What You Should Know About Storing Data Under GDPR

Storing data under GDPR may take a while to adjust to comfortably, with full awareness of the law and your requirements. 

We want to outline all the basics – everything from how long data can be stored, to an individual’s rights, to security measures, and to where GDPR applies in your business. This will give you a framework for getting started, and provide next steps as you work towards full GDPR compliance

Below, you’ll find a breakdown of key terms as well as the measures you can take today. 

How long can personal data be stored under GDPR?

The exact timeframe for keeping sensitive personal data– that is, anything with a specific ID on who a person is, where they live, what they do, or their political and philosophical opinions – will differ from business to business. 

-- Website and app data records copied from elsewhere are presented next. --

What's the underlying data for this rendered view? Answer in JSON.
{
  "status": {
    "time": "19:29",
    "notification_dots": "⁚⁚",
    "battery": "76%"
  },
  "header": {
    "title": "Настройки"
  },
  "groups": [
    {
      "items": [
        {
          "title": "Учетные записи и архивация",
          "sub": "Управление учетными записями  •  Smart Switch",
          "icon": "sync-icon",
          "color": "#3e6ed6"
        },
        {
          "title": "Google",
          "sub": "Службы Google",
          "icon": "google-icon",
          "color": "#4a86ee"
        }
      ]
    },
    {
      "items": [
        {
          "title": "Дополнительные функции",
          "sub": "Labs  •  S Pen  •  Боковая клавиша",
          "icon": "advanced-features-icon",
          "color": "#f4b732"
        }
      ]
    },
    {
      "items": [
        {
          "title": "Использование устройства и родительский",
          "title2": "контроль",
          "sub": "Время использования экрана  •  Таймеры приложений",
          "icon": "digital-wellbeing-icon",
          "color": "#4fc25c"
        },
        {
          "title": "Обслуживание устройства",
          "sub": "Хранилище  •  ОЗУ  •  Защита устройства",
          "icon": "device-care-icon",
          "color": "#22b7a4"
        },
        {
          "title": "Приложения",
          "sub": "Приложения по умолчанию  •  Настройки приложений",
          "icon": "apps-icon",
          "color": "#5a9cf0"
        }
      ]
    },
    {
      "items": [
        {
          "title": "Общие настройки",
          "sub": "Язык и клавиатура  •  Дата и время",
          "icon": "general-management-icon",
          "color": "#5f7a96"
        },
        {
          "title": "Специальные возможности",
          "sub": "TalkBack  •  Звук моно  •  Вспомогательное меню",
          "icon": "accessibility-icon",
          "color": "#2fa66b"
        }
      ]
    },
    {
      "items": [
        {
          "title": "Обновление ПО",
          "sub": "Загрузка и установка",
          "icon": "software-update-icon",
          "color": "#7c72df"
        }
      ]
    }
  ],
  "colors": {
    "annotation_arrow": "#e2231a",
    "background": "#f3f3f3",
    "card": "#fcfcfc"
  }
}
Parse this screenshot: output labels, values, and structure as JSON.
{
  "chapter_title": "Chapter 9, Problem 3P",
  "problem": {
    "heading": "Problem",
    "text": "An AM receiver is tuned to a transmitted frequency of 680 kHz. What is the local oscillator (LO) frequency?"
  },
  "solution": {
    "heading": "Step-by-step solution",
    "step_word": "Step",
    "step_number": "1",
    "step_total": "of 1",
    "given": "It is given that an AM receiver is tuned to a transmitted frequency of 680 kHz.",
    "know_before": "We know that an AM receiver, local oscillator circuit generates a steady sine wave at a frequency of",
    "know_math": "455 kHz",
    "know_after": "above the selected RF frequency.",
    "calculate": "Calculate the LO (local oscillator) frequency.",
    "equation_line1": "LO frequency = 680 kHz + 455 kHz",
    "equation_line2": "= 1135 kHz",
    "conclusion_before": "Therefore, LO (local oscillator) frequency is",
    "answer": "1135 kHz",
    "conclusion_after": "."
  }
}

The law advises that you aim for the shortest time possible. Subscriptions, historical research, warranties and employment tax duties are some of the factors that can influence how long you can store personal information

What is consent for data storage?

Official consent is only one of six lawful grounds for staying GDPR compliant

However, consent is defined by: 

  • Signing a form
  • Saying ‘yes’ to a vocal request on record (i.e. phone line)
  • Affirming an email request
  • Selecting an ‘opt in’ button online 
  • Granting permission through user dashboards or a UI

If you use the same data for anything but the original stated purposes, then consent must be gained again. 

What is the right to data access?

To be GDPR compliant, you need to respect an individual’s rights under GDPR, including the right to access. This right means that you must be able to give someone their data on request, and explain why you collect and store it. 

They can do so verbally, in writing, via social media or through a management hierarchy if they work within your organisation. In addition, you must inform them how they can raise a complaint with the Information Commissioner’s Office (ICO) or another regulatory body if they’re concerned about data breaches and your ability to prevent them. 

What is the right to be forgotten?

In the interest of public data, you should erase any data that is no longer relevant, has been collected illegally, or never received consent. 

Once more, it has to be done as soon as possible. There’s a double responsibility too – the party who processed the personal data and/or collected it must also delete whatever they have. 

What is the purpose of data portability?

You’ll benefit from personal data in your day to day, but the individual themselves may want it too. It is within their rights to ask for the data back in a format they can understand. 

This is so that data subjects can take advantage of their information, if they want to, or pass it to another data controller. 

What is a data protection officer, and does my business need one?

The ICO sends data protection officials (DPOs) to test and advise on your current GDPR framework. They’ll do it for all types of data – from personal to more general, non-identifying online ID. 

You are required by law to go under review from a DPO in three circumstances:

  • You process large-scale data of user behaviour 
  • You are a public body 
  • You handle data for procedural or criminal cases

Understanding your role in legitimate interest, as well as the precise nature of compliant data storage, leads to the creation of better, more practical rules for your organisation. Everyone who comes into contact with data will know how and why things should be managed in a certain way.

However, you’re still at risk of a breach. And if it occurs, you need top legal advice to manoeuvre through it. We can help with the ramifications of not storing data under GDPR correctly. Speak to us on 0333 200 5859. Our solicitors can mediate all issues with any data, including what we’ve discussed here.

Call now 0333 200 5859